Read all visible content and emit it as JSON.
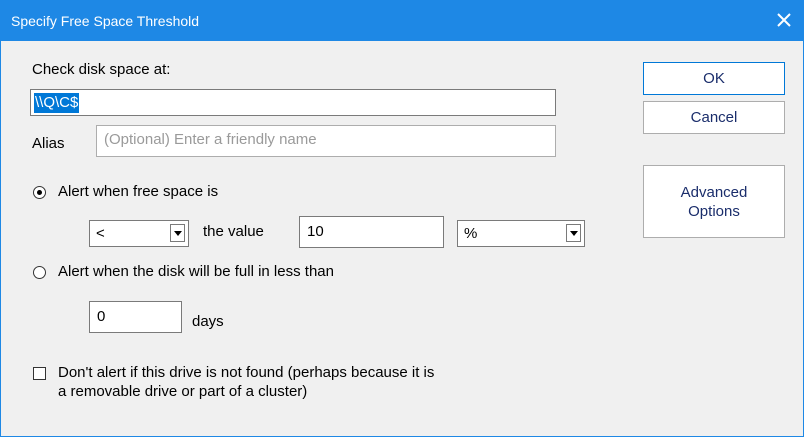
{
  "window": {
    "title": "Specify Free Space Threshold"
  },
  "form": {
    "check_label": "Check disk space at:",
    "path_value": "\\\\Q\\C$",
    "alias_label": "Alias",
    "alias_placeholder": "(Optional) Enter a friendly name",
    "radio_free_space_label": "Alert when free space is",
    "operator_value": "<",
    "the_value_label": "the value",
    "threshold_value": "10",
    "unit_value": "%",
    "radio_full_label": "Alert when the disk will be full in less than",
    "days_value": "0",
    "days_label": "days",
    "not_found_line1": "Don't alert if this drive is not found (perhaps because it is",
    "not_found_line2": "a removable drive or part of a cluster)"
  },
  "buttons": {
    "ok": "OK",
    "cancel": "Cancel",
    "advanced_line1": "Advanced",
    "advanced_line2": "Options"
  },
  "state": {
    "radio_free_space_checked": true,
    "radio_full_checked": false,
    "not_found_checked": false
  },
  "colors": {
    "accent": "#1e88e5",
    "selection": "#0078d7",
    "dialog_bg": "#f0f0f0"
  }
}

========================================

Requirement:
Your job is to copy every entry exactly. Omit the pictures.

Response box:
Read all visible content and emit it as JSON.
{
  "window": {
    "title": "Specify Free Space Threshold"
  },
  "form": {
    "check_label": "Check disk space at:",
    "path_value": "\\\\Q\\C$",
    "alias_label": "Alias",
    "alias_placeholder": "(Optional) Enter a friendly name",
    "radio_free_space_label": "Alert when free space is",
    "operator_value": "<",
    "the_value_label": "the value",
    "threshold_value": "10",
    "unit_value": "%",
    "radio_full_label": "Alert when the disk will be full in less than",
    "days_value": "0",
    "days_label": "days",
    "not_found_line1": "Don't alert if this drive is not found (perhaps because it is",
    "not_found_line2": "a removable drive or part of a cluster)"
  },
  "buttons": {
    "ok": "OK",
    "cancel": "Cancel",
    "advanced_line1": "Advanced",
    "advanced_line2": "Options"
  },
  "state": {
    "radio_free_space_checked": true,
    "radio_full_checked": false,
    "not_found_checked": false
  },
  "colors": {
    "accent": "#1e88e5",
    "selection": "#0078d7",
    "dialog_bg": "#f0f0f0"
  }
}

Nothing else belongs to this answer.